My best wishes for a happy and healthy holiday and New Year season to all of you and your families. Thank you for your personal notes and professional advice during the past year. I hope our Street Insight team has made this year a profitable and enlightening one for our subscribers. Last but not least, thanks to our tireless contributors and editors who work so hard every day to produce this fine product.


At the time of this Blog entry and the Street.com article, Scott Rothbort, his family and or clients of LakeView Asset Management, LLC were long shares of Apple Computer (AAPL), Google (GOOG), Sear’s Holdings (SHLD), Men’s Wearhouse (MW), Ralph Lauren (RL), McDonald's (MCD), Yum! Brands (YUM) and Ruth's Chris Steakhouse (RUTH) although positions can change at any time.

1 comment:

Eric Bergen said...

In 1996, authors Estrella and Mishkin released a famous Fed study that developed a probability table about how likely a recession would be 4 quarters later, given a particular level of the yield curve spread.
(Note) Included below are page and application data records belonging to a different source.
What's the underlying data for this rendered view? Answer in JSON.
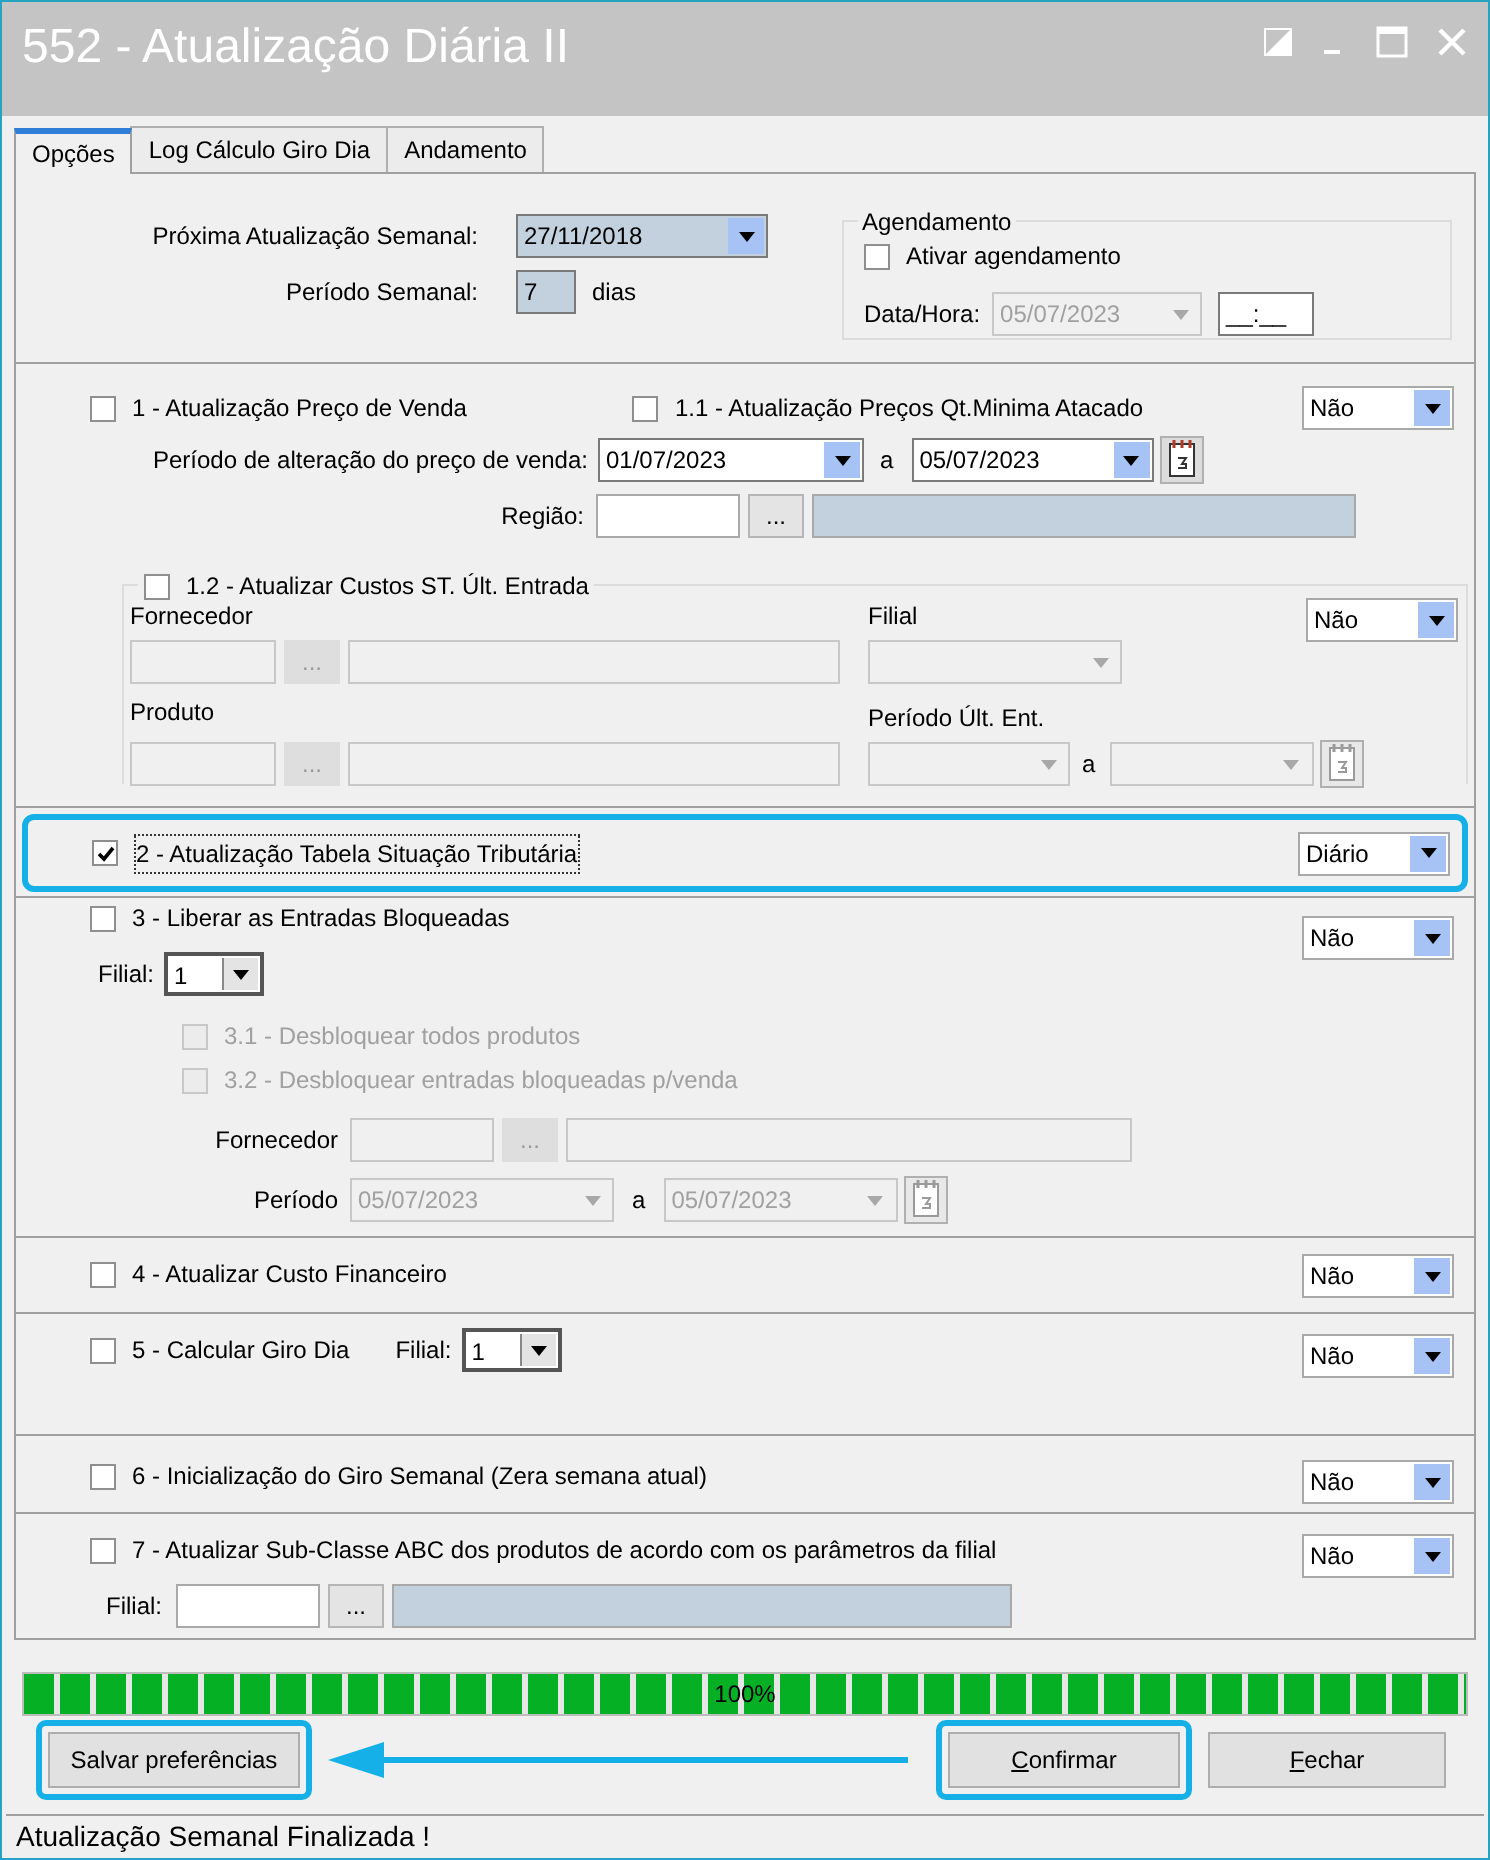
{
  "window": {
    "title": "552 - Atualização Diária II"
  },
  "tabs": [
    {
      "label": "Opções",
      "selected": true
    },
    {
      "label": "Log Cálculo Giro Dia",
      "selected": false
    },
    {
      "label": "Andamento",
      "selected": false
    }
  ],
  "weekly": {
    "next_update_label": "Próxima Atualização Semanal:",
    "next_update": "27/11/2018",
    "period_label": "Período Semanal:",
    "period": "7",
    "period_unit": "dias"
  },
  "scheduling": {
    "title": "Agendamento",
    "enable": {
      "label": "Ativar agendamento",
      "checked": false
    },
    "datetime_label": "Data/Hora:",
    "date": "05/07/2023",
    "date_disabled": true,
    "time": "__:__"
  },
  "price_update": {
    "option": {
      "label": "1 - Atualização Preço de Venda",
      "checked": false
    },
    "wholesale": {
      "label": "1.1 - Atualização Preços Qt.Minima Atacado",
      "checked": false
    },
    "mode": "Não",
    "period_label": "Período de alteração do preço de venda:",
    "date_from": "01/07/2023",
    "separator": "a",
    "date_to": "05/07/2023",
    "region_label": "Região:",
    "browse_button": "..."
  },
  "st_costs": {
    "option": {
      "label": "1.2 - Atualizar Custos ST. Últ. Entrada",
      "checked": false
    },
    "mode": "Não",
    "fields_disabled": true,
    "supplier_label": "Fornecedor",
    "supplier_button": "...",
    "branch_label": "Filial",
    "product_label": "Produto",
    "product_button": "...",
    "period_label": "Período Últ. Ent.",
    "separator": "a"
  },
  "tax_table": {
    "option": {
      "label": "2 - Atualização Tabela Situação Tributária",
      "checked": true
    },
    "mode": "Diário",
    "highlighted": true
  },
  "release_entries": {
    "option": {
      "label": "3 - Liberar as Entradas Bloqueadas",
      "checked": false
    },
    "mode": "Não",
    "branch_label": "Filial:",
    "branch": "1",
    "sub_options": [
      {
        "label": "3.1 - Desbloquear todos produtos",
        "checked": false,
        "disabled": true
      },
      {
        "label": "3.2 - Desbloquear entradas bloqueadas p/venda",
        "checked": false,
        "disabled": true
      }
    ],
    "fields_disabled": true,
    "supplier_label": "Fornecedor",
    "browse_button": "...",
    "period_label": "Período",
    "date_from": "05/07/2023",
    "separator": "a",
    "date_to": "05/07/2023"
  },
  "financial_cost": {
    "option": {
      "label": "4 - Atualizar Custo Financeiro",
      "checked": false
    },
    "mode": "Não"
  },
  "daily_turnover": {
    "option": {
      "label": "5 - Calcular Giro Dia",
      "checked": false
    },
    "mode": "Não",
    "branch_label": "Filial:",
    "branch": "1"
  },
  "weekly_reset": {
    "option": {
      "label": "6 - Inicialização do Giro Semanal (Zera semana atual)",
      "checked": false
    },
    "mode": "Não"
  },
  "abc_subclass": {
    "option": {
      "label": "7 - Atualizar Sub-Classe ABC dos produtos de acordo com os parâmetros da filial",
      "checked": false
    },
    "mode": "Não",
    "branch_label": "Filial:",
    "browse_button": "..."
  },
  "progress": {
    "level": 1,
    "text": "100%"
  },
  "buttons": [
    {
      "label": "Salvar preferências",
      "highlighted": true
    },
    {
      "label": "Confirmar",
      "highlighted": true
    },
    {
      "label": "Fechar",
      "highlighted": false
    }
  ],
  "status_bar": "Atualização Semanal Finalizada !"
}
Their study accurately predicted the stock market crash in 2001 when the yield curve was inverted one year earlier.

The last few months, the spread between the 3-month & 10-year bonds has been -0.40% indicating a ~40% chance of a recession.

2007 could be ugly! Every time a bearish set of economic data was released in late 2006, the stock market shrugged it off since it heightened expectations of a Fed rate cut in 2007 (which stimulates growth). On the other hand, when positive data was released, the market still rallied. Thus, the stock market was going to rally no matter what the news!!!

This year should be different due to (a dirty word for investors) STAGFLATION. Yesterday’s Fed minutes indicated the presence of this double whammy: slowing growth AND rising inflation. These 2 phenomena rarely work in opposition. What this means is that the economy is slowing, but the Fed is unlikely to cut rates as long as inflation is an issue. This is very bad for the stock market and, to a lesser extent, the bond market.